Jason Lee along with other Methodist missionaries built the Willamette Mission on the shore of the Willamette River in 1834, thus establishing the first mission for Native Americans in the West. Ghost structures now identify the location near Mission Lake. In 1841, during the Great Reinforcement, fifty-two skilled people arrived and the mission moved to Chemeketa (now Salem) where water power from Mill Creek could run a mill race for finished lumber. Today, the Mission Mill Museum in Salem has remaining buildings and displays.
The missionary circuit riders spread news of Oregon Country on trips east and encouraged settlers to come west. Here, the first and second train of immigrants on the Oregon Trail used the land for mission farms. 1842, Missionary Doctor Elijah White led the first 100 immigrants into the Willamette Valley. The Hewitt's were among them. They bought land across river from here, and led the next train in fall of 1843 before Barlow Pass was opened. On that train was their kin, the Matheny's, who bought cabins and land from the missionaries on both sides of the river here in the spring of 1844. The previous winter, the Applegate's wintered over in the Mission cabins here before moving southward.
The Mission Store at Chemeketa provided goods along with Willamette Falls (Oregon City) and French- Canadian Champoeg.
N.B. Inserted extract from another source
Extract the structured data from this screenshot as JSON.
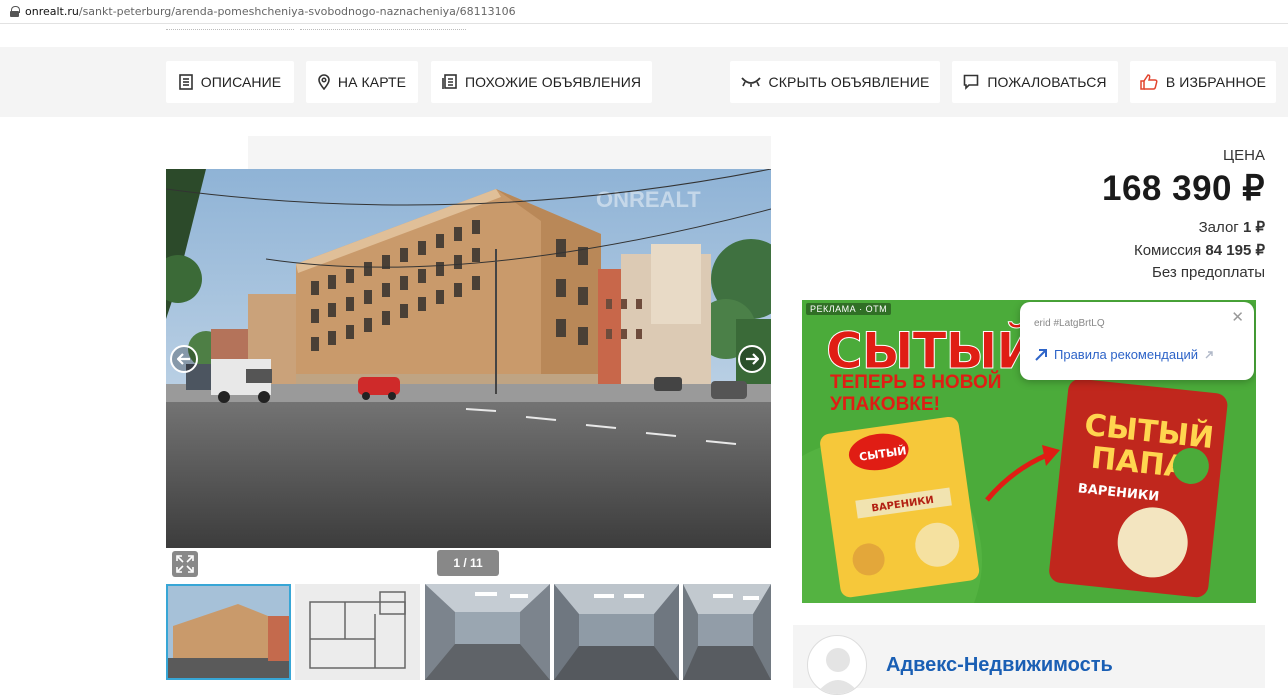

Willamette University was the first in the west founded by Reverand Jason Lee. The Missionaries were active in the formation of a joint American enterprise, The American Cattle Company and the Oregon Territory provisional government of 1846. Thus became federal proclamation, separation of land from Great Britain, this region known as the Yamhill District of the Oregon Territory.